■ EXERCISE DESCRIPTION ■
What lines in the records below include the word "true"? Return each one.

Dataset rows describing interfaces:
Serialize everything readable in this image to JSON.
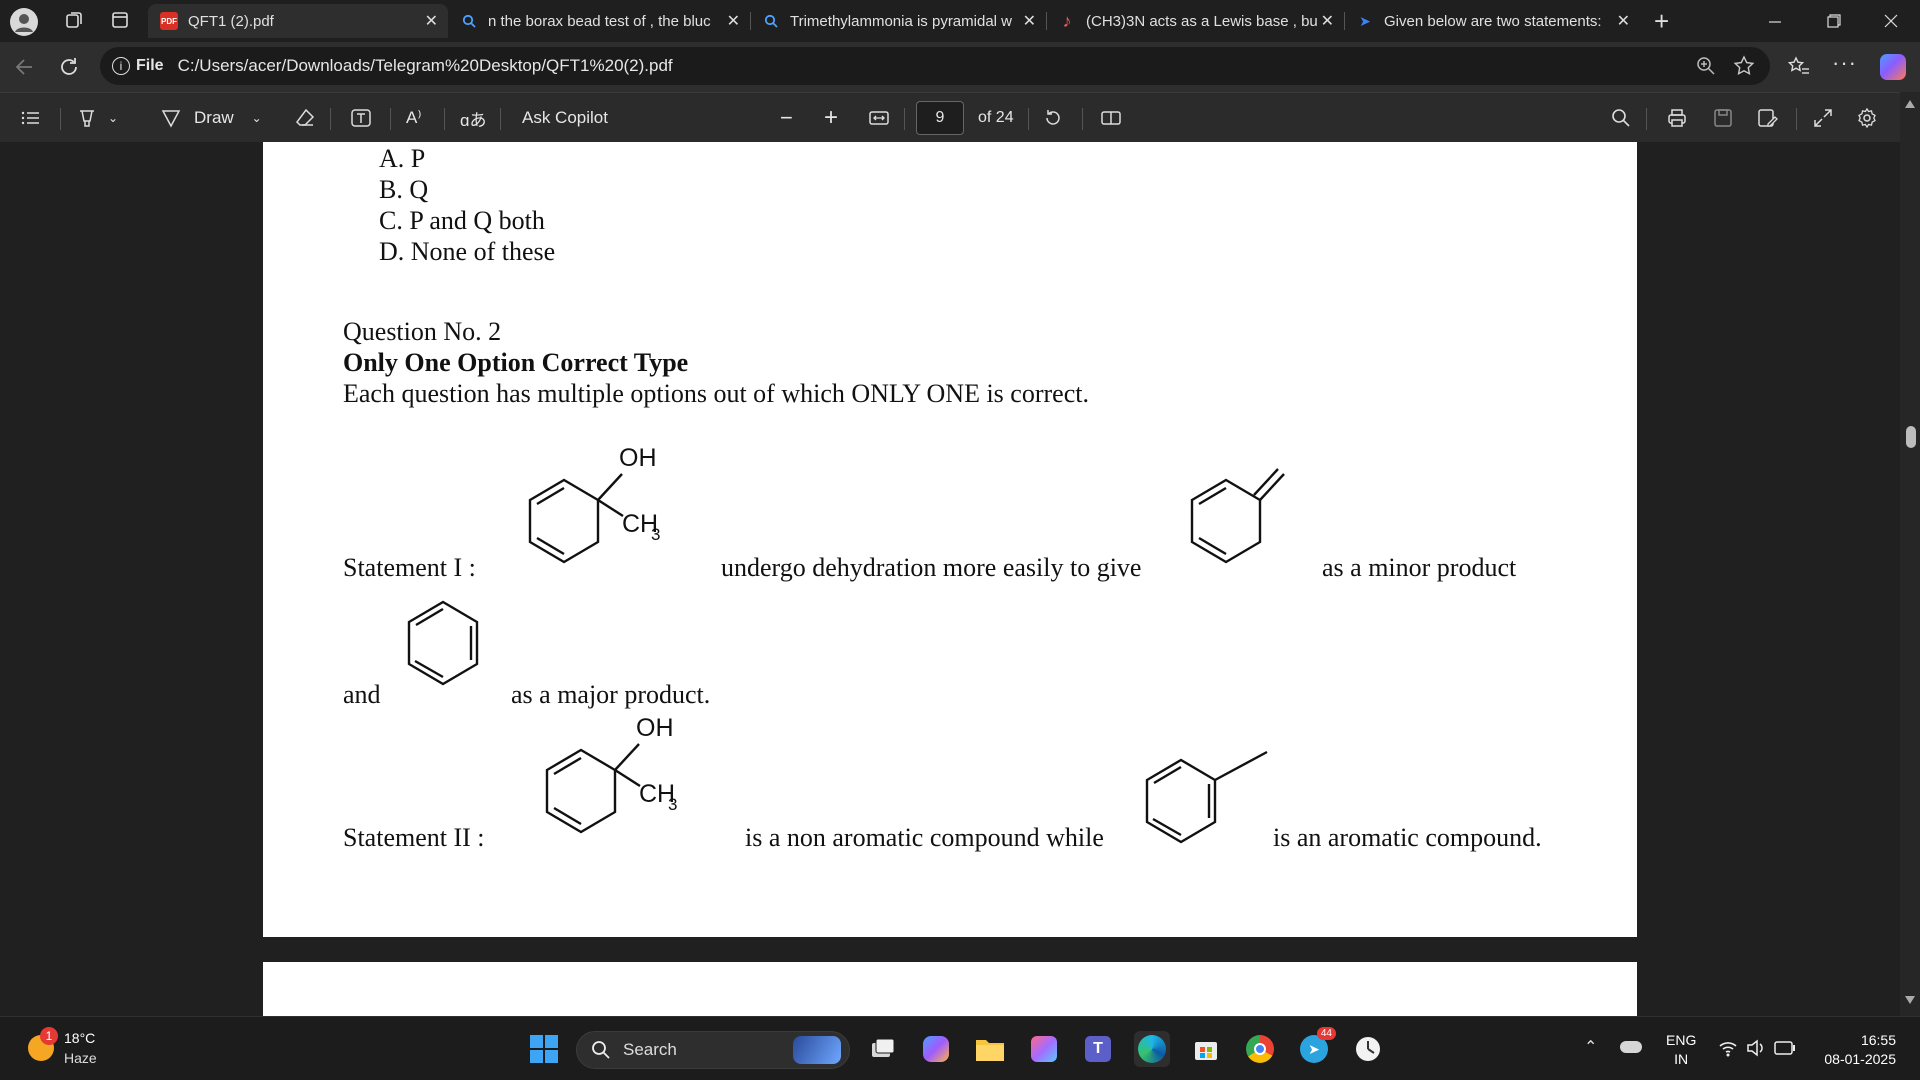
{
  "browser": {
    "tabs": [
      {
        "title": "QFT1 (2).pdf",
        "icon": "pdf-icon",
        "active": true
      },
      {
        "title": "n the borax bead test of , the bluc",
        "icon": "search-icon"
      },
      {
        "title": "Trimethylammonia is pyramidal w",
        "icon": "search-icon"
      },
      {
        "title": "(CH3)3N acts as a Lewis base , bu",
        "icon": "music-note-icon"
      },
      {
        "title": "Given below are two statements:",
        "icon": "copilot-icon"
      }
    ],
    "address": {
      "scheme_label": "File",
      "url": "C:/Users/acer/Downloads/Telegram%20Desktop/QFT1%20(2).pdf"
    }
  },
  "pdf_toolbar": {
    "draw_label": "Draw",
    "translate_label": "ɑあ",
    "read_aloud_label": "A⁾",
    "ask_copilot_label": "Ask Copilot",
    "page_number": "9",
    "page_total": "of 24"
  },
  "document": {
    "options": [
      "A. P",
      "B. Q",
      "C. P and Q both",
      "D. None of these"
    ],
    "question_no": "Question No. 2",
    "question_type": "Only One Option Correct Type",
    "instruction": "Each question has multiple options out of which ONLY ONE is correct.",
    "statement1": {
      "label": "Statement I :",
      "text1": "undergo dehydration more easily to give",
      "text2": "as a minor product",
      "and": "and",
      "text3": "as a major product."
    },
    "statement2": {
      "label": "Statement II :",
      "text1": "is a non aromatic compound while",
      "text2": "is an aromatic compound."
    },
    "chem_labels": {
      "oh": "OH",
      "ch3_base": "CH",
      "ch3_sub": "3"
    }
  },
  "taskbar": {
    "weather_temp": "18°C",
    "weather_desc": "Haze",
    "weather_badge": "1",
    "search_label": "Search",
    "telegram_badge": "44",
    "lang_top": "ENG",
    "lang_bottom": "IN",
    "time": "16:55",
    "date": "08-01-2025"
  },
  "colors": {
    "accent": "#0078d4",
    "page": "#ffffff",
    "toolbar": "#2b2b2b"
  }
}
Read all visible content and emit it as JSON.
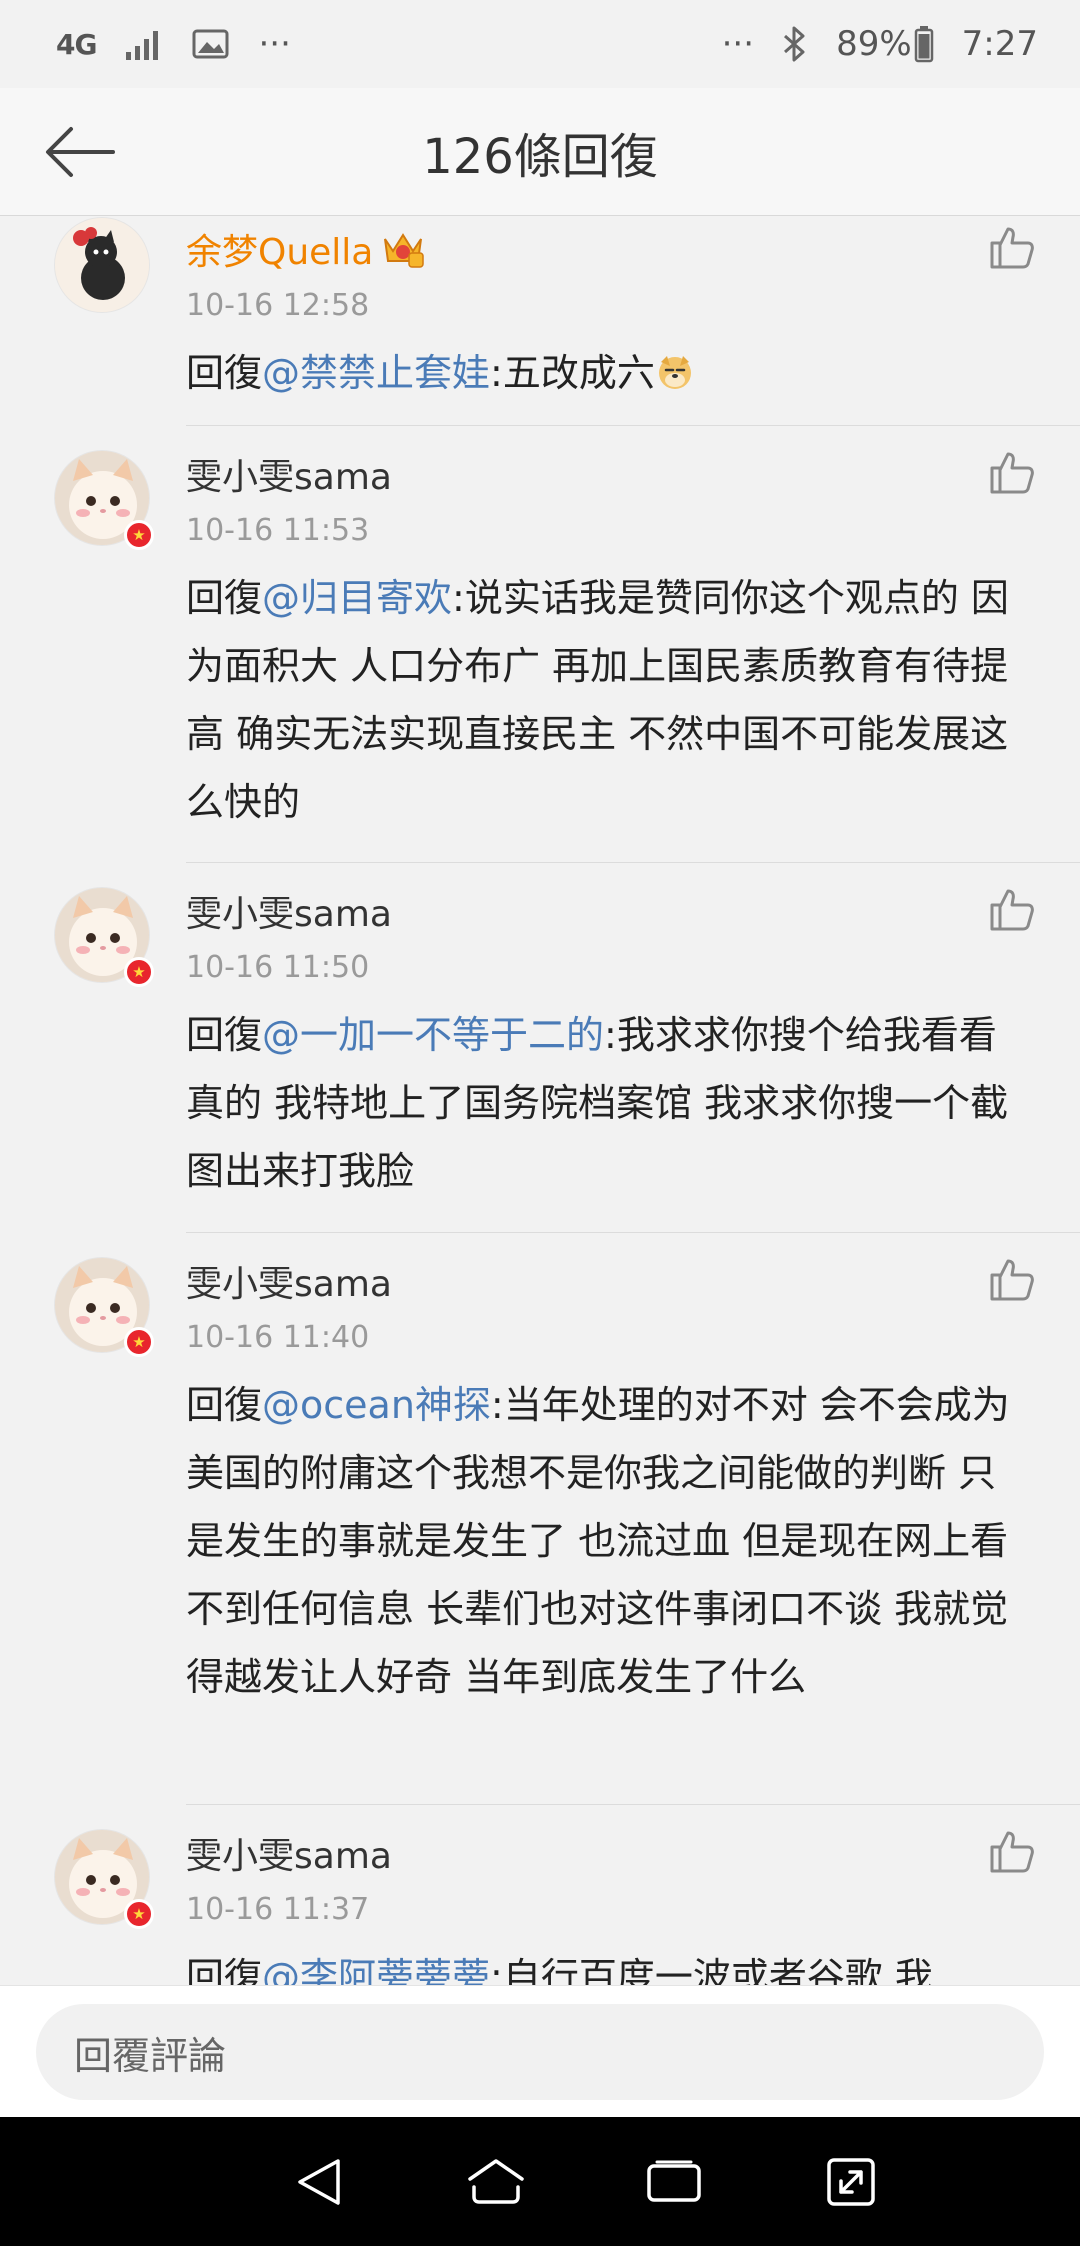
{
  "status_bar": {
    "network": "4G",
    "ellipsis_left": "···",
    "ellipsis_right": "···",
    "battery": "89%",
    "time": "7:27"
  },
  "header": {
    "title": "126條回復"
  },
  "comments": [
    {
      "username": "余梦Quella",
      "vip": true,
      "time": "10-16 12:58",
      "reply_prefix": "回復",
      "mention": "@禁禁止套娃",
      "text": ":五改成六",
      "emoji": "doge"
    },
    {
      "username": "雯小雯sama",
      "time": "10-16 11:53",
      "reply_prefix": "回復",
      "mention": "@归目寄欢",
      "text": ":说实话我是赞同你这个观点的 因为面积大 人口分布广 再加上国民素质教育有待提高 确实无法实现直接民主 不然中国不可能发展这么快的"
    },
    {
      "username": "雯小雯sama",
      "time": "10-16 11:50",
      "reply_prefix": "回復",
      "mention": "@一加一不等于二的",
      "text": ":我求求你搜个给我看看 真的 我特地上了国务院档案馆 我求求你搜一个截图出来打我脸"
    },
    {
      "username": "雯小雯sama",
      "time": "10-16 11:40",
      "reply_prefix": "回復",
      "mention": "@ocean神探",
      "text": ":当年处理的对不对 会不会成为美国的附庸这个我想不是你我之间能做的判断 只是发生的事就是发生了 也流过血 但是现在网上看不到任何信息 长辈们也对这件事闭口不谈 我就觉得越发让人好奇 当年到底发生了什么"
    },
    {
      "username": "雯小雯sama",
      "time": "10-16 11:37",
      "reply_prefix": "回復",
      "mention": "@李阿蒡蒡蒡",
      "text": ":自行百度一波或者谷歌 我"
    }
  ],
  "reply_box": {
    "placeholder": "回覆評論"
  },
  "colors": {
    "mention": "#4a7bb7",
    "vip_name": "#f08300",
    "badge": "#e8262d"
  }
}
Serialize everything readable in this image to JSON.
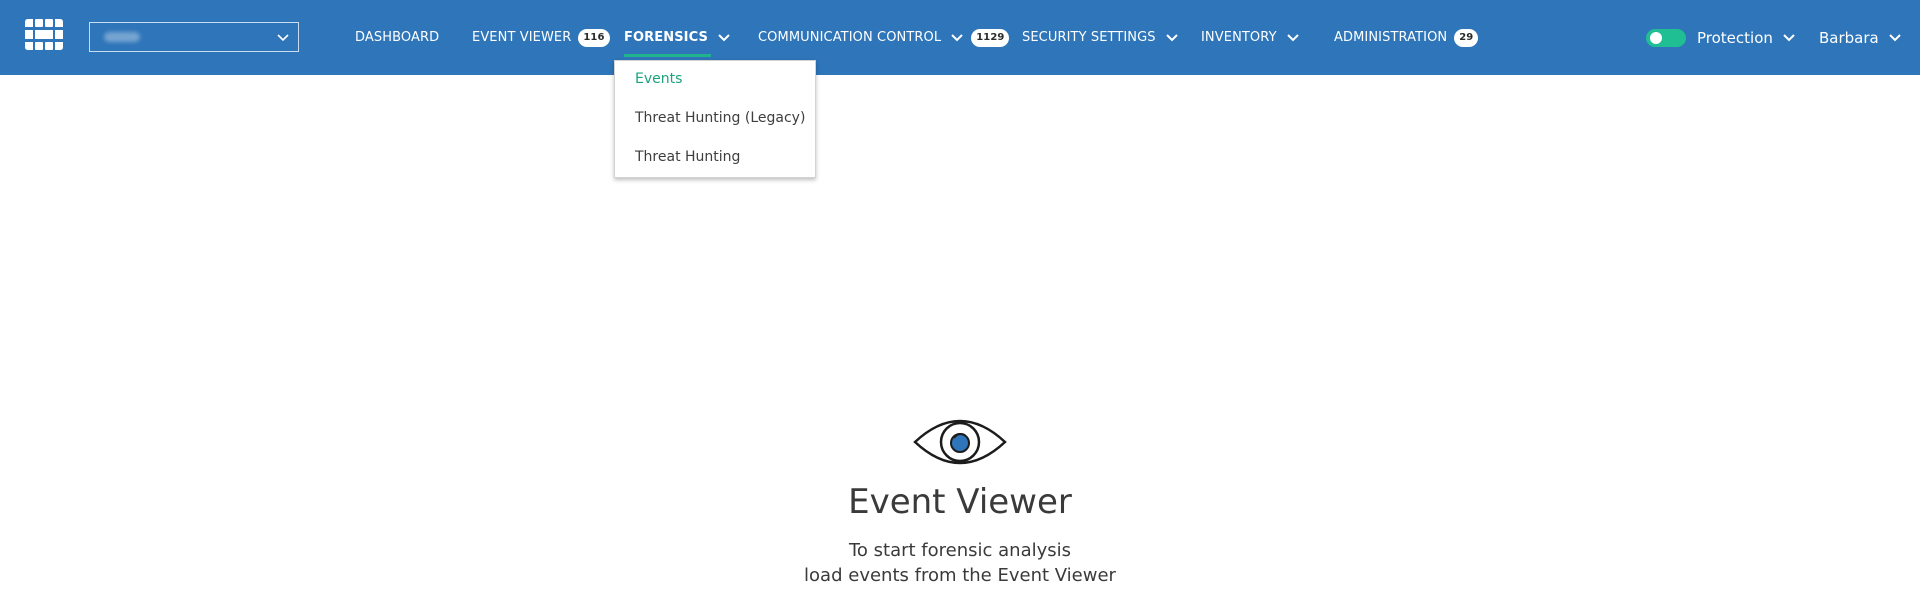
{
  "header": {
    "logo_icon": "fortinet-grid-logo-icon",
    "org_select_chevron_icon": "chevron-down-icon",
    "nav": [
      {
        "label": "DASHBOARD"
      },
      {
        "label": "EVENT VIEWER",
        "badge": "116"
      },
      {
        "label": "FORENSICS",
        "active": true,
        "icon": "chevron-down-icon"
      },
      {
        "label": "COMMUNICATION CONTROL",
        "icon": "chevron-down-icon",
        "badge": "1129"
      },
      {
        "label": "SECURITY SETTINGS",
        "icon": "chevron-down-icon"
      },
      {
        "label": "INVENTORY",
        "icon": "chevron-down-icon"
      },
      {
        "label": "ADMINISTRATION",
        "badge": "29"
      }
    ],
    "protection": {
      "label": "Protection",
      "enabled": true,
      "icon": "chevron-down-icon"
    },
    "user": {
      "name": "Barbara",
      "icon": "chevron-down-icon"
    }
  },
  "forensics_menu": {
    "items": [
      {
        "label": "Events",
        "selected": true
      },
      {
        "label": "Threat Hunting (Legacy)"
      },
      {
        "label": "Threat Hunting"
      }
    ]
  },
  "empty_state": {
    "icon": "eye-icon",
    "title": "Event Viewer",
    "line1": "To start forensic analysis",
    "line2": "load events from the Event Viewer"
  },
  "colors": {
    "topbar": "#2e75b9",
    "accent": "#21b38c",
    "toggle_on": "#1fbf93",
    "eye_pupil": "#2e75b9"
  }
}
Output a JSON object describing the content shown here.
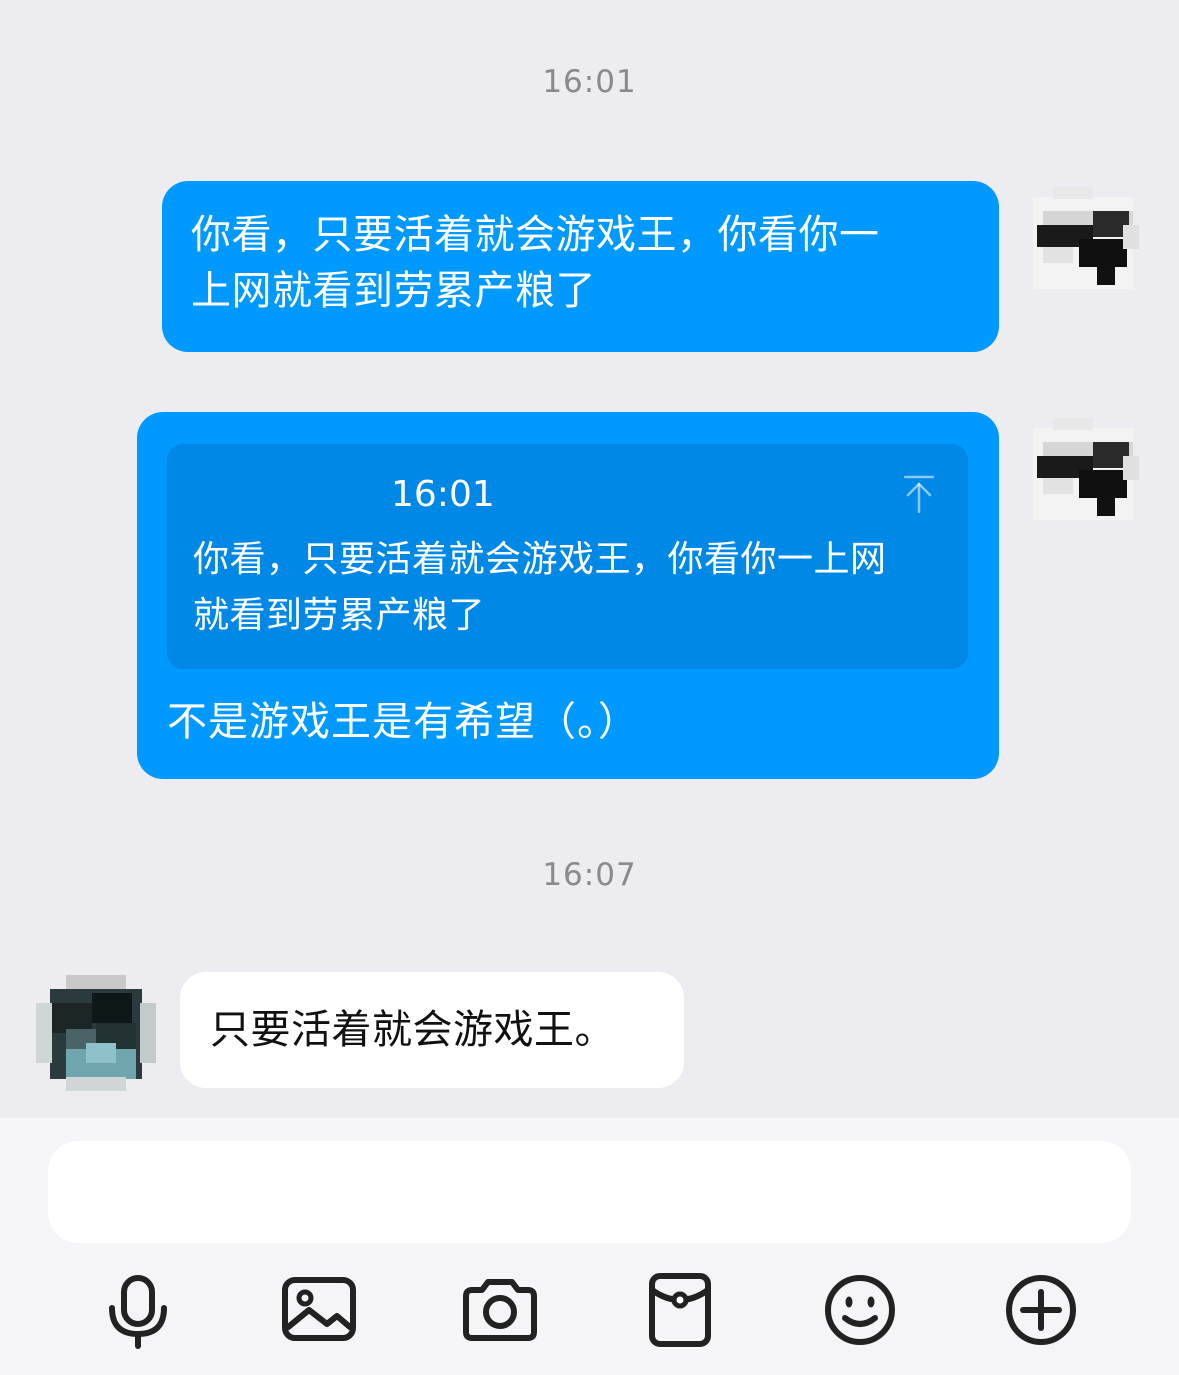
{
  "conversation": {
    "timestamps": [
      "16:01",
      "16:07"
    ],
    "messages": [
      {
        "direction": "outgoing",
        "text": "你看，只要活着就会游戏王，你看你一\n上网就看到劳累产粮了"
      },
      {
        "direction": "outgoing",
        "quote": {
          "time": "16:01",
          "text": "你看，只要活着就会游戏王，你看你一上网\n就看到劳累产粮了"
        },
        "text": "不是游戏王是有希望（。）"
      },
      {
        "direction": "incoming",
        "text": "只要活着就会游戏王。"
      }
    ]
  },
  "composer": {
    "input_value": "",
    "toolbar": [
      "microphone-icon",
      "image-icon",
      "camera-icon",
      "red-packet-icon",
      "emoji-icon",
      "plus-icon"
    ]
  },
  "colors": {
    "chat_background": "#ededf1",
    "outgoing_bubble": "#0099ff",
    "quote_box": "#0088e6",
    "incoming_bubble": "#ffffff",
    "timestamp_text": "#8a8a8e",
    "icon_stroke": "#222222"
  }
}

■ WORKED SOLUTION ■
        "active": true
      "vip": true,
        "active": true,
      "enabled": true,
        "selected": true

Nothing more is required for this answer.